During the calendar year the Fairgrounds hosts a multitude of other events. The broad range of various events held at the Fairgrounds includes of course the County Fair. Also included are weddings, family reunions, cultural events, non-profit fund raising events, informational events, and participant events. Typically during the year approximately 600 events are held during the 347 days the Fairgrounds is open. In total these events result in 267,000 visitors to the Fairgrounds annually.
The Fairgrounds with its assembly capacity of 2285 persons in the Mark D. Forni building and 1800 person grandstand seating make it the only facility along the highway 50 corridor capable of meeting those requirements.
Economic Impact of the El Dorado County Fair

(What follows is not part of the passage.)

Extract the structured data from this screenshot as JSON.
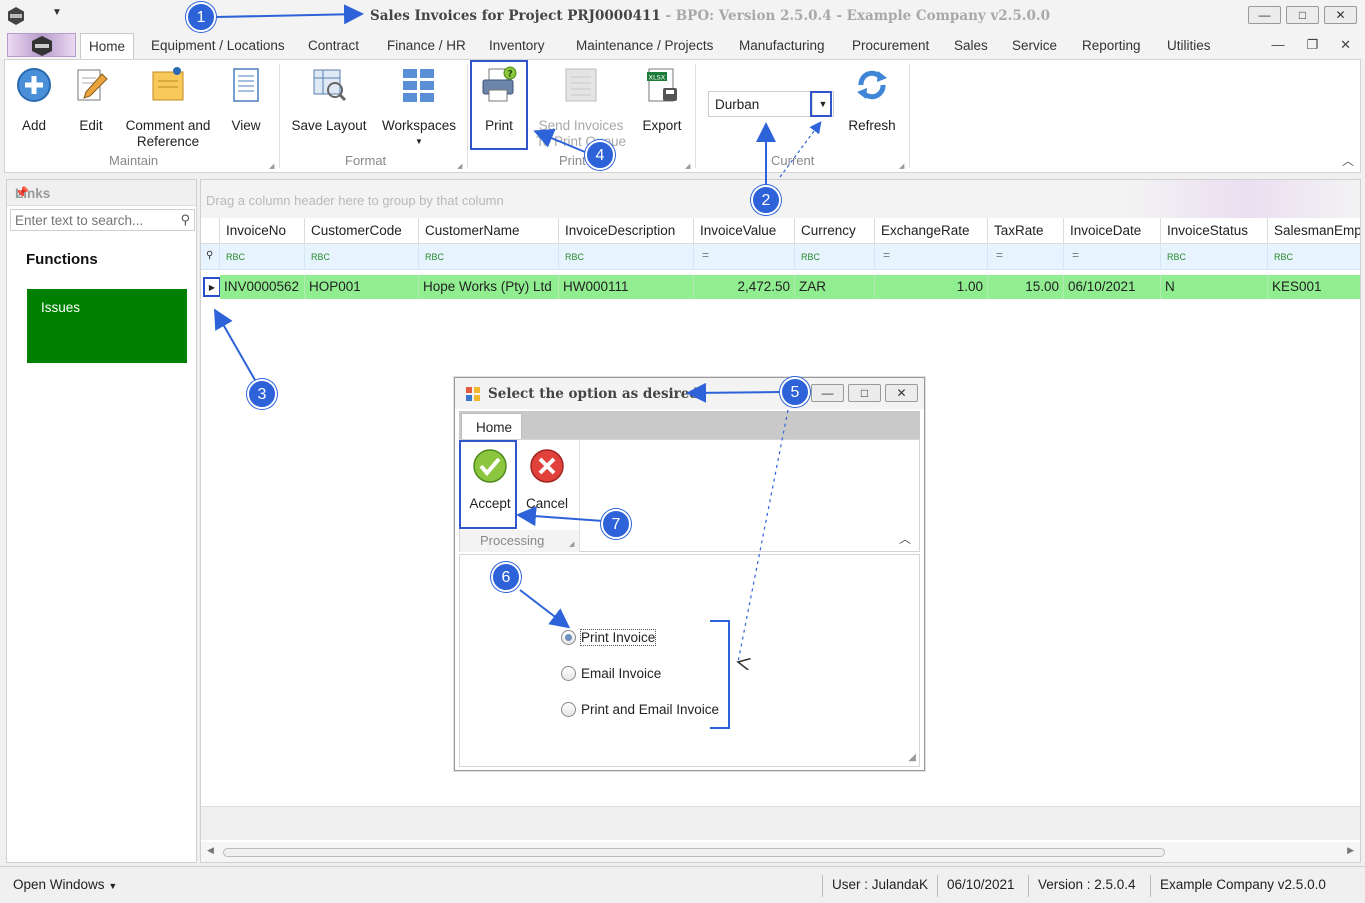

In 2003 KPMG Economic Consulting Service was retained by California Department of Food and Agriculture to conduct an Economic Impact survey of the El Dorado County Fair. Their report states “The El Dorado County Fairgrounds is an economic, social and cultural treasure for local communities. In 2002 the fair contributed more than $8.9 million in economic impact to El Dorado County, created 88 local jobs and generated $95,494 in local tax revenues.”
Additionally the report found “Attendee direct spending at fairtime and year round events totaled nearly $4.7 million.” “During 2002, the fair judged 7,104 exhibits, including 2,714 agricultural exhibits. This resulted in $22,426 in paid prize money to fair participants.” In 2002 “the junior livestock auction at the fair grossed $333,000, with 278 animals purchased by 182 buyers.”

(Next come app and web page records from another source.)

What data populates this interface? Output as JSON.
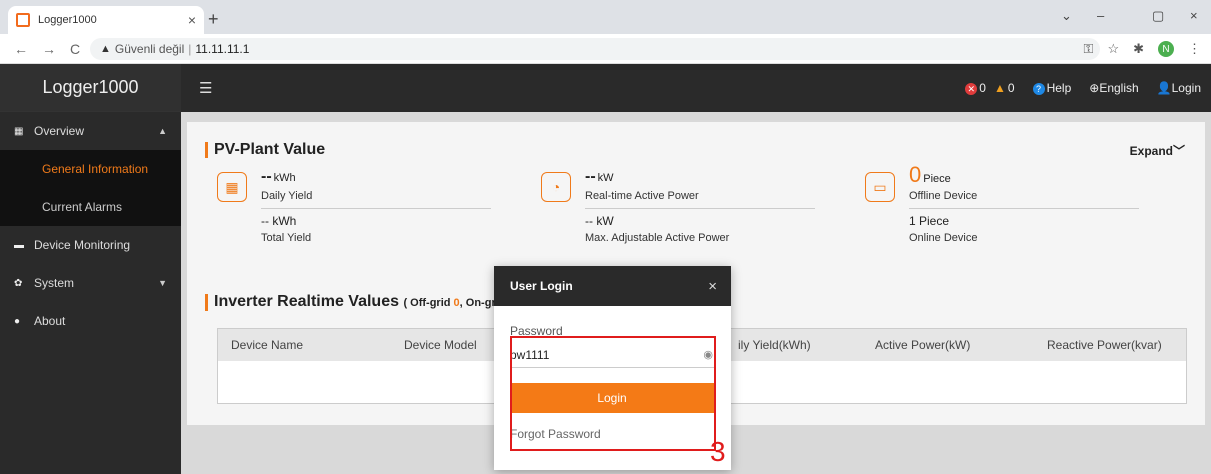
{
  "browser": {
    "tab_title": "Logger1000",
    "tab_close": "×",
    "new_tab": "+",
    "back": "←",
    "forward": "→",
    "reload": "C",
    "security_label": "Güvenli değil",
    "address": "11.11.11.1",
    "profile_initial": "N",
    "win_min": "–",
    "win_max": "▢",
    "win_close": "×",
    "tab_dropdown": "⌄"
  },
  "app": {
    "brand": "Logger1000",
    "header": {
      "error_count": "0",
      "warning_count": "0",
      "help": "Help",
      "language": "English",
      "login": "Login"
    },
    "sidebar": {
      "overview": "Overview",
      "general_information": "General Information",
      "current_alarms": "Current Alarms",
      "device_monitoring": "Device Monitoring",
      "system": "System",
      "about": "About"
    },
    "pv_plant": {
      "title": "PV-Plant Value",
      "expand": "Expand",
      "daily_yield_value": "--",
      "daily_yield_unit": "kWh",
      "daily_yield_label": "Daily Yield",
      "total_yield_value": "-- kWh",
      "total_yield_label": "Total Yield",
      "active_power_value": "--",
      "active_power_unit": "kW",
      "active_power_label": "Real-time Active Power",
      "max_power_value": "-- kW",
      "max_power_label": "Max. Adjustable Active Power",
      "offline_value": "0",
      "offline_unit": "Piece",
      "offline_label": "Offline Device",
      "online_value": "1 Piece",
      "online_label": "Online Device"
    },
    "inverter": {
      "title": "Inverter Realtime Values",
      "paren_open": "( Off-grid ",
      "offgrid_count": "0",
      "onclip": ", On-gr",
      "columns": [
        "Device Name",
        "Device Model",
        "ily Yield(kWh)",
        "Active Power(kW)",
        "Reactive Power(kvar)"
      ]
    }
  },
  "modal": {
    "title": "User Login",
    "close": "×",
    "password_label": "Password",
    "password_value": "pw1111",
    "login_button": "Login",
    "forgot_password": "Forgot Password"
  },
  "annotation": {
    "step": "3"
  }
}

The report also states, “Offsite dining and hotel spending of $461,599” for fairground events. “Commercial exhibitors generated about $1.1 million in local spending, $344,849 in personal income, 12 local jobs and $8,424 in local taxes. Attendee spending on commercial exhibitor merchandise totaled more than $2.2 million, which generated $33,169 in local taxes.”

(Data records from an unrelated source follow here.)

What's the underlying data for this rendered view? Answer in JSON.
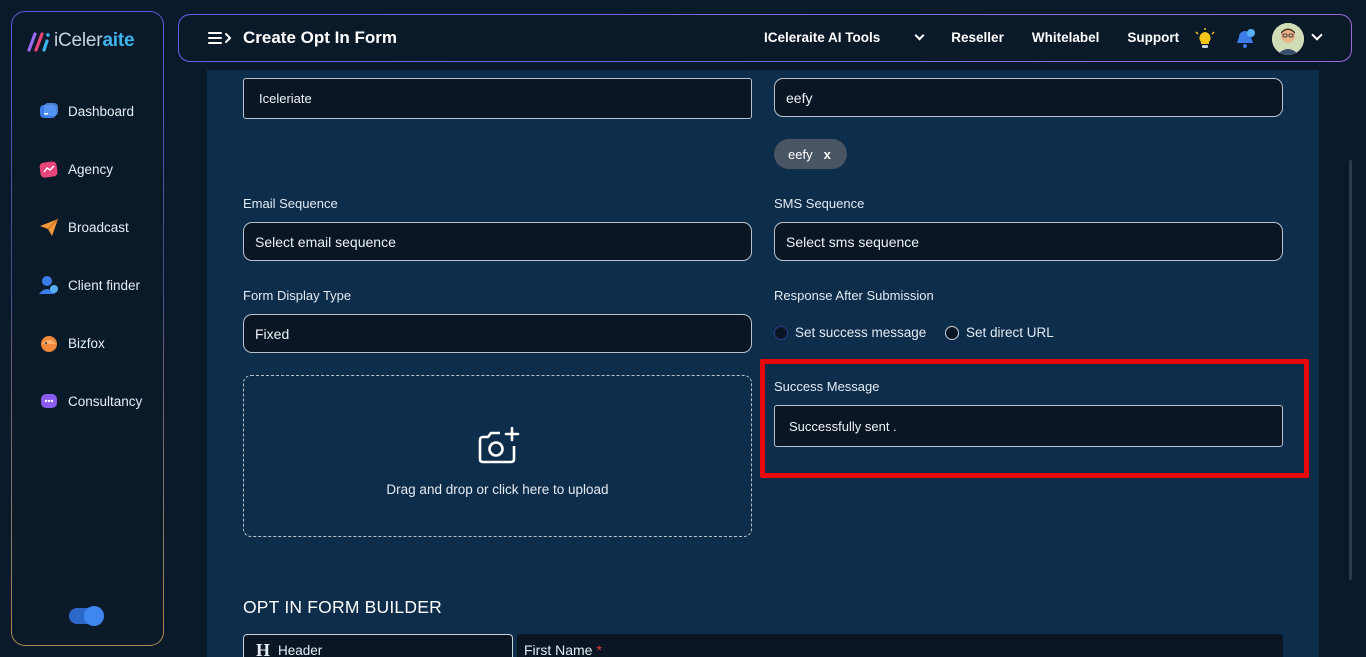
{
  "brand": {
    "part1": "iCeler",
    "part2": "aite"
  },
  "sidebar": {
    "items": [
      {
        "label": "Dashboard",
        "icon": "dashboard-icon",
        "color": "#3d7be8"
      },
      {
        "label": "Agency",
        "icon": "agency-icon",
        "color": "#e8457a"
      },
      {
        "label": "Broadcast",
        "icon": "broadcast-icon",
        "color": "#f09a3a"
      },
      {
        "label": "Client finder",
        "icon": "client-finder-icon",
        "color": "#3d7be8"
      },
      {
        "label": "Bizfox",
        "icon": "bizfox-icon",
        "color": "#f08a3a"
      },
      {
        "label": "Consultancy",
        "icon": "consultancy-icon",
        "color": "#8a5cf0"
      }
    ]
  },
  "header": {
    "title": "Create Opt In Form",
    "links": {
      "ai_tools": "ICeleraite AI Tools",
      "reseller": "Reseller",
      "whitelabel": "Whitelabel",
      "support": "Support"
    }
  },
  "form": {
    "name_value": "Iceleriate",
    "tag_input_value": "eefy",
    "tag_chip": "eefy",
    "tag_chip_remove": "x",
    "email_seq_label": "Email Sequence",
    "email_seq_value": "Select email sequence",
    "sms_seq_label": "SMS Sequence",
    "sms_seq_value": "Select sms sequence",
    "display_type_label": "Form Display Type",
    "display_type_value": "Fixed",
    "response_label": "Response After Submission",
    "radio_success": "Set success message",
    "radio_url": "Set direct URL",
    "upload_text": "Drag and drop or click here to upload",
    "success_label": "Success Message",
    "success_value": "Successfully sent ."
  },
  "builder": {
    "title": "OPT IN FORM BUILDER",
    "left_item_glyph": "H",
    "left_item_label": "Header",
    "right_field_label": "First Name",
    "required_mark": "*"
  },
  "colors": {
    "accent": "#3db4ef",
    "highlight": "#e8080c",
    "panel": "#0d2d4a"
  }
}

“In 2002, nonprofit groups raised $70,320 at the El Dorado County Fair for community programs and services.
The El Dorado County Fair and Our Local Community
The Fairgrounds is inherently one of the first and visible public facilities. This is in part due to the historic rural underpinnings of all counties in the country and the continuing importance of agriculture to the local economy. More recently, however, fairgrounds, while still fulfilling their role as annual civic gathering space for rural citizens, have easily accommodated the role of community exhibit and conference space, a visible celebration venue or special commercial event space.
The purpose of today’s fair has changed little over the years. The core ideals and mission of fairs still reflect those of the early American fairs. The purpose of today’s fairs is to promote agricultural and animal husbandry, local resource and industrial promotion, education, entertainment, competition, youth development, and community outreach.
Several trends over the years have allowed the fairgrounds to become revenue generating entertainment and exhibition venue that operates on a year round basis.
These trends stem from the fairgrounds embracing the notion of using the grounds for year round uses. By placing importance on off season events, public-private sponsor partnerships, and developing a "civic" and "park" like community space, the fairgrounds are a central hub of community activities.
2009 will mark the 150th year of recorded county fairs in El Dorado County and our 70th year at 100 Placerville Drive.